Viagogo reprimanded over “misleading” marketing

German consumer protection agency Verbraucherzentrale Bundesverband (VZ) has criticised Viagogo for “deceiving” consumers by allegedly masquerading as a primary ticket seller.

The Bavarian (Bayern) branch of VZ says it has, along with its counterparts in seven other German states, received numerous complaints from customers that Viagogo seeks to disguise the fact it is a secondary ticketing site, posing instead as as “an official ticket sales portal”.

“In this way,” says the agency’s Susanne Baumer, “the company deceives users about the essential characteristics of its service.”

“Consumers are particularly critical of the fact that the company appears to be an official ticket sales portal”

VZ Bayern also blasts Zurich-based Viagogo’s guarantee as “useless”, noting that by “guaranteeing the receipt of tickets, [Viagogo] reinforces the impression that consumers are dealing with a direct ticket seller. In fact, this guarantee does not include any more than the statutory rights of the buyer.”
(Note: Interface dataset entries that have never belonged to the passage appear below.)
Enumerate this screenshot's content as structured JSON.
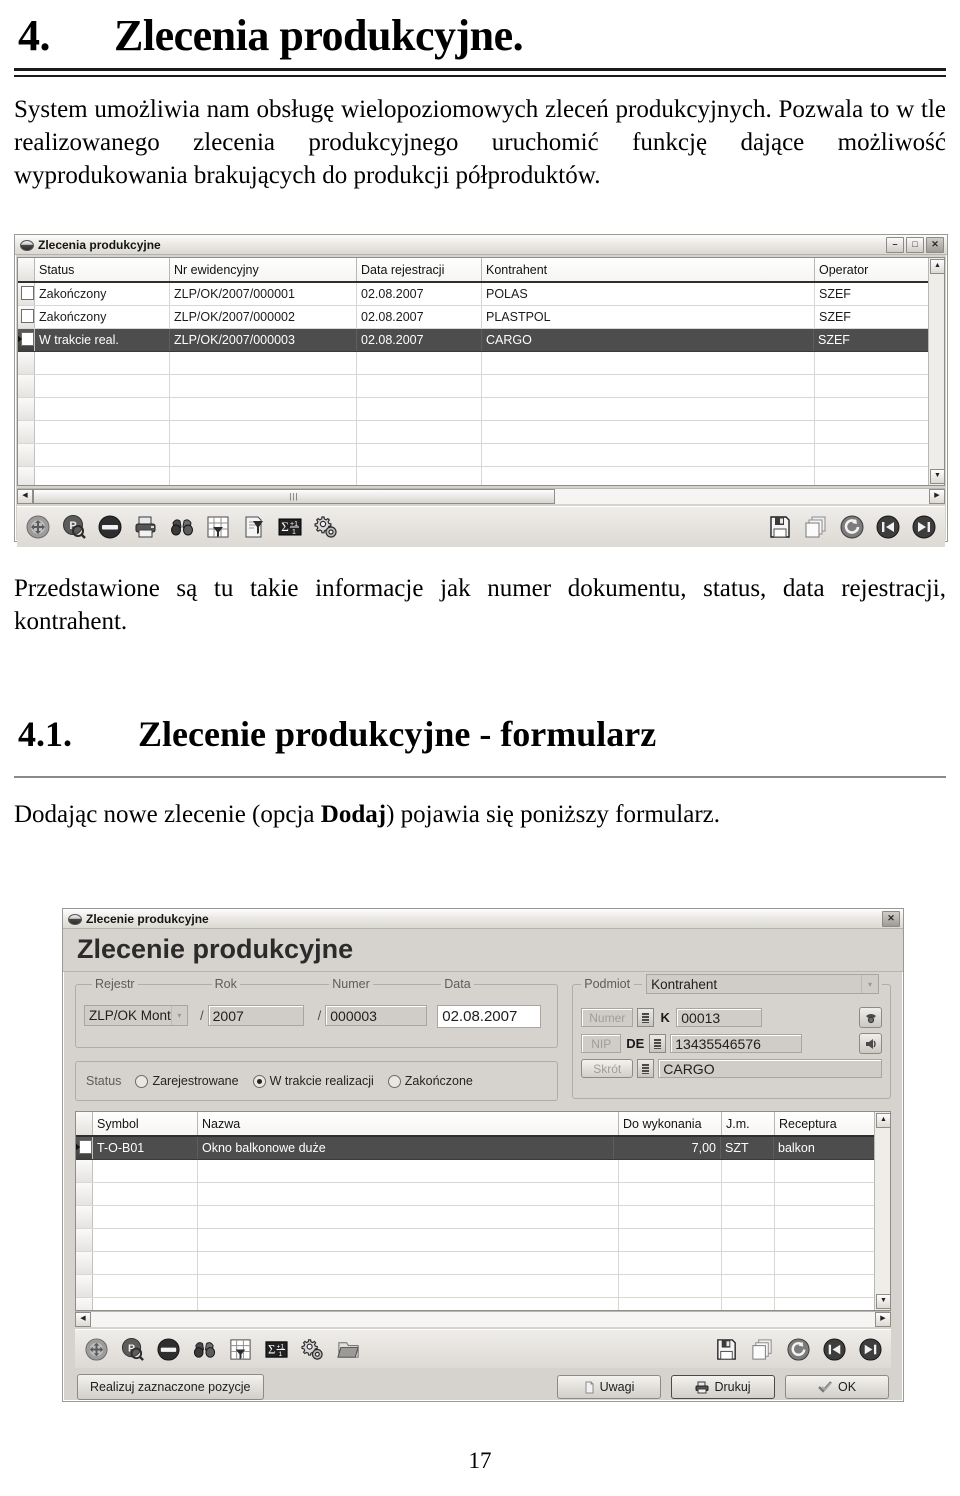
{
  "document": {
    "heading1_number": "4.",
    "heading1_text": "Zlecenia produkcyjne.",
    "intro_paragraph": "System umożliwia nam obsługę wielopoziomowych zleceń produkcyjnych. Pozwala to w tle realizowanego zlecenia produkcyjnego uruchomić funkcję dające możliwość wyprodukowania brakujących do produkcji półproduktów.",
    "mid_paragraph": "Przedstawione są tu takie informacje jak numer dokumentu, status, data rejestracji, kontrahent.",
    "heading2_number": "4.1.",
    "heading2_text": "Zlecenie produkcyjne - formularz",
    "closing_prefix": "Dodając nowe zlecenie (opcja ",
    "closing_bold": "Dodaj",
    "closing_suffix": ") pojawia się poniższy formularz.",
    "page_number": "17"
  },
  "list_window": {
    "title": "Zlecenia produkcyjne",
    "buttons": {
      "minimize": "–",
      "maximize": "□",
      "close": "✕"
    },
    "grid": {
      "columns": [
        "Status",
        "Nr ewidencyjny",
        "Data rejestracji",
        "Kontrahent",
        "Operator"
      ],
      "rows": [
        {
          "status": "Zakończony",
          "nr": "ZLP/OK/2007/000001",
          "data": "02.08.2007",
          "kontrahent": "POLAS",
          "operator": "SZEF",
          "selected": false
        },
        {
          "status": "Zakończony",
          "nr": "ZLP/OK/2007/000002",
          "data": "02.08.2007",
          "kontrahent": "PLASTPOL",
          "operator": "SZEF",
          "selected": false
        },
        {
          "status": "W trakcie real.",
          "nr": "ZLP/OK/2007/000003",
          "data": "02.08.2007",
          "kontrahent": "CARGO",
          "operator": "SZEF",
          "selected": true
        }
      ],
      "empty_row_count": 6
    },
    "toolbar_icons": [
      "add-icon",
      "edit-search-icon",
      "delete-icon",
      "print-icon",
      "binoculars-icon",
      "grid-filter-icon",
      "report-filter-icon",
      "sum-icon",
      "gears-icon",
      "save-icon",
      "copy-icon",
      "refresh-icon",
      "first-record-icon",
      "last-record-icon"
    ]
  },
  "form_window": {
    "title": "Zlecenie produkcyjne",
    "banner": "Zlecenie produkcyjne",
    "close_button": "✕",
    "doc_group": {
      "labels": {
        "rejestr": "Rejestr",
        "rok": "Rok",
        "numer": "Numer",
        "data": "Data"
      },
      "separators": [
        "/",
        "/"
      ],
      "values": {
        "rejestr": "ZLP/OK Mont",
        "rok": "2007",
        "numer": "000003",
        "data": "02.08.2007"
      }
    },
    "status_group": {
      "label": "Status",
      "options": [
        {
          "label": "Zarejestrowane",
          "selected": false
        },
        {
          "label": "W trakcie realizacji",
          "selected": true
        },
        {
          "label": "Zakończone",
          "selected": false
        }
      ]
    },
    "podmiot_group": {
      "legend": "Podmiot",
      "type_value": "Kontrahent",
      "rows": [
        {
          "label": "Numer",
          "prefix": "K",
          "value": "00013"
        },
        {
          "label": "NIP",
          "prefix": "DE",
          "value": "13435546576"
        },
        {
          "label": "Skrót",
          "prefix": "",
          "value": "CARGO"
        }
      ],
      "side_buttons": [
        "phone-icon",
        "speaker-icon"
      ]
    },
    "grid": {
      "columns": [
        "Symbol",
        "Nazwa",
        "Do wykonania",
        "J.m.",
        "Receptura"
      ],
      "rows": [
        {
          "symbol": "T-O-B01",
          "nazwa": "Okno balkonowe duże",
          "do_wykonania": "7,00",
          "jm": "SZT",
          "receptura": "balkon",
          "selected": true
        }
      ],
      "empty_row_count": 8
    },
    "toolbar_icons": [
      "add-icon",
      "edit-search-icon",
      "delete-icon",
      "binoculars-icon",
      "grid-filter-icon",
      "sum-icon",
      "gears-icon",
      "folder-icon",
      "save-icon",
      "copy-icon",
      "refresh-icon",
      "first-record-icon",
      "last-record-icon"
    ],
    "footer": {
      "realize_label": "Realizuj zaznaczone pozycje",
      "uwagi_label": "Uwagi",
      "drukuj_label": "Drukuj",
      "ok_label": "OK"
    }
  },
  "colors": {
    "window_face": "#d6d3ce",
    "selection": "#4d4d4d",
    "text": "#1b1b1b",
    "field": "#d0cdc8"
  }
}
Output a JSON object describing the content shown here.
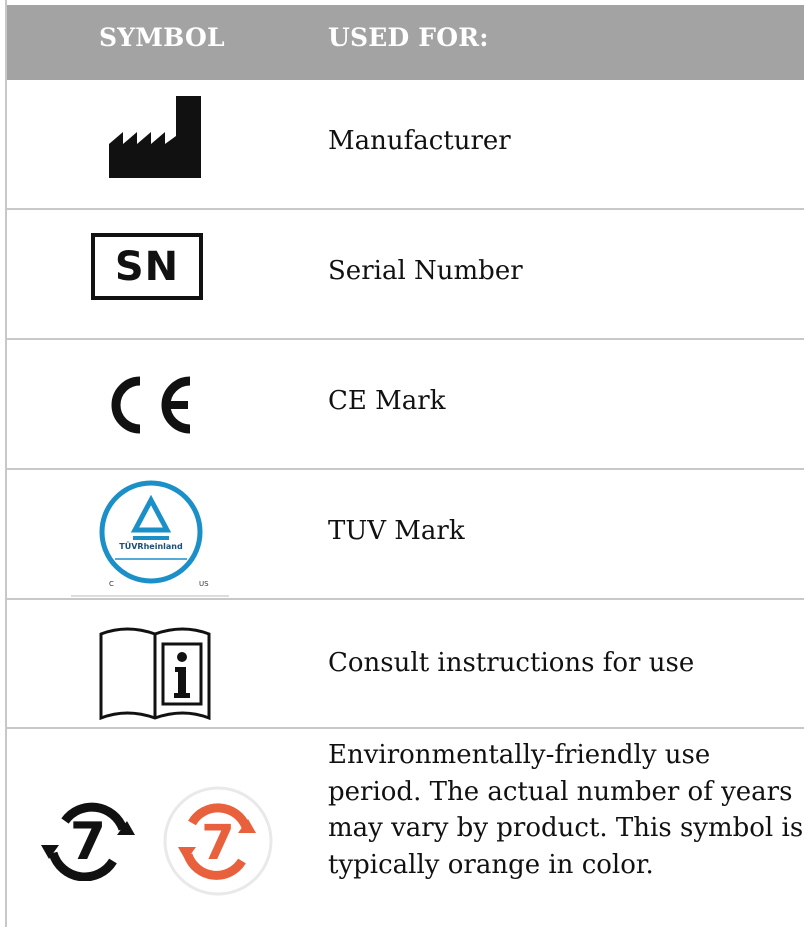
{
  "header": {
    "symbol_col": "SYMBOL",
    "used_for_col": "USED FOR:"
  },
  "rows": [
    {
      "icon": "manufacturer-icon",
      "label": "Manufacturer"
    },
    {
      "icon": "serial-number-icon",
      "icon_text": "SN",
      "label": "Serial Number"
    },
    {
      "icon": "ce-mark-icon",
      "label": "CE Mark"
    },
    {
      "icon": "tuv-mark-icon",
      "icon_text": "TÜVRheinland",
      "icon_corner_left": "C",
      "icon_corner_right": "US",
      "label": "TUV Mark"
    },
    {
      "icon": "consult-instructions-icon",
      "label": "Consult instructions for use"
    },
    {
      "icon": "environment-friendly-use-period-icon",
      "icon_text": "7",
      "label_lines": [
        "Environmentally-friendly use",
        "period. The actual number of years",
        "may vary by product. This symbol is",
        "typically orange in color."
      ]
    }
  ],
  "colors": {
    "header_bg": "#a3a3a3",
    "orange": "#e8603c",
    "tuv_blue": "#1b8fc7"
  }
}
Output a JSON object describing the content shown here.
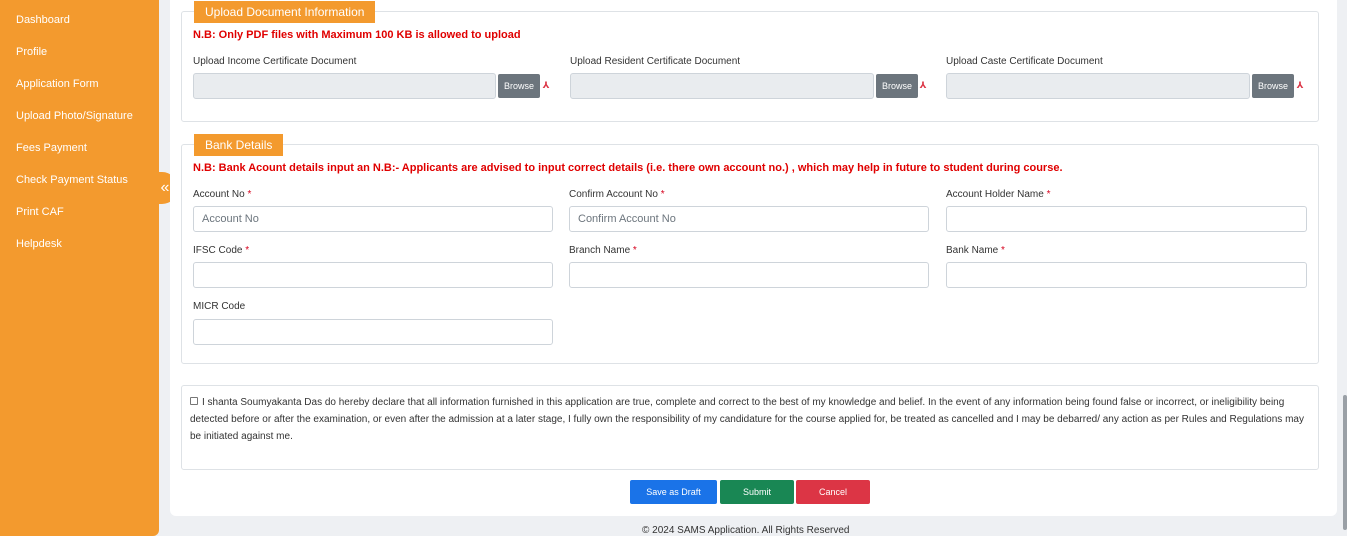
{
  "sidebar": {
    "items": [
      "Dashboard",
      "Profile",
      "Application Form",
      "Upload Photo/Signature",
      "Fees Payment",
      "Check Payment Status",
      "Print CAF",
      "Helpdesk"
    ],
    "toggle_icon": "«"
  },
  "upload": {
    "legend": "Upload Document Information",
    "note": "N.B: Only PDF files with Maximum 100 KB is allowed to upload",
    "fields": [
      {
        "label": "Upload Income Certificate Document",
        "button": "Browse"
      },
      {
        "label": "Upload Resident Certificate Document",
        "button": "Browse"
      },
      {
        "label": "Upload Caste Certificate Document",
        "button": "Browse"
      }
    ],
    "pdf_icon_glyph": "⅄"
  },
  "bank": {
    "legend": "Bank Details",
    "note": "N.B: Bank Acount details input an N.B:- Applicants are advised to input correct details (i.e. there own account no.) , which may help in future to student during course.",
    "required_mark": "*",
    "fields": [
      {
        "label": "Account No",
        "placeholder": "Account No"
      },
      {
        "label": "Confirm Account No",
        "placeholder": "Confirm Account No"
      },
      {
        "label": "Account Holder Name",
        "placeholder": ""
      },
      {
        "label": "IFSC Code",
        "placeholder": ""
      },
      {
        "label": "Branch Name",
        "placeholder": ""
      },
      {
        "label": "Bank Name",
        "placeholder": ""
      },
      {
        "label": "MICR Code",
        "placeholder": ""
      }
    ]
  },
  "declaration": {
    "text": "I shanta Soumyakanta Das do hereby declare that all information furnished in this application are true, complete and correct to the best of my knowledge and belief. In the event of any information being found false or incorrect, or ineligibility being detected before or after the examination, or even after the admission at a later stage, I fully own the responsibility of my candidature for the course applied for, be treated as cancelled and I may be debarred/ any action as per Rules and Regulations may be initiated against me."
  },
  "actions": {
    "save_draft": "Save as Draft",
    "submit": "Submit",
    "cancel": "Cancel",
    "colors": {
      "save_draft": "#1a73e8",
      "submit": "#198754",
      "cancel": "#dc3545"
    }
  },
  "footer": {
    "text": "© 2024 SAMS Application. All Rights Reserved"
  }
}
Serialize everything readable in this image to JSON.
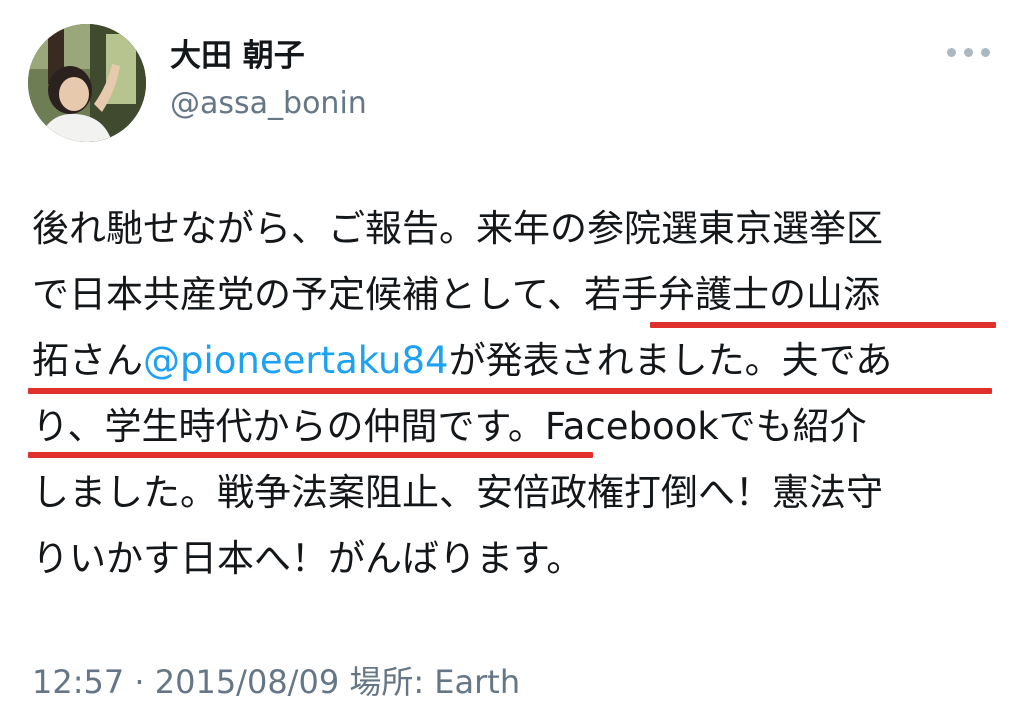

The agency has, therefore, sent a letter demanding the secondary ticketing site “make its status as a ticket exchange clear” and cease all advertising using the “misleading” term Viagogo Guarantee (Viagogo-Garantie).

Verbraucherzentrale in North Rhine-Westphalia won a court case in September forcing CTS Eventim to stop charging service fees on print-at-home tickets.

 


Get more stories like this in your inbox by signing up for IQ Index, IQ’s free email digest of essential live music industry news.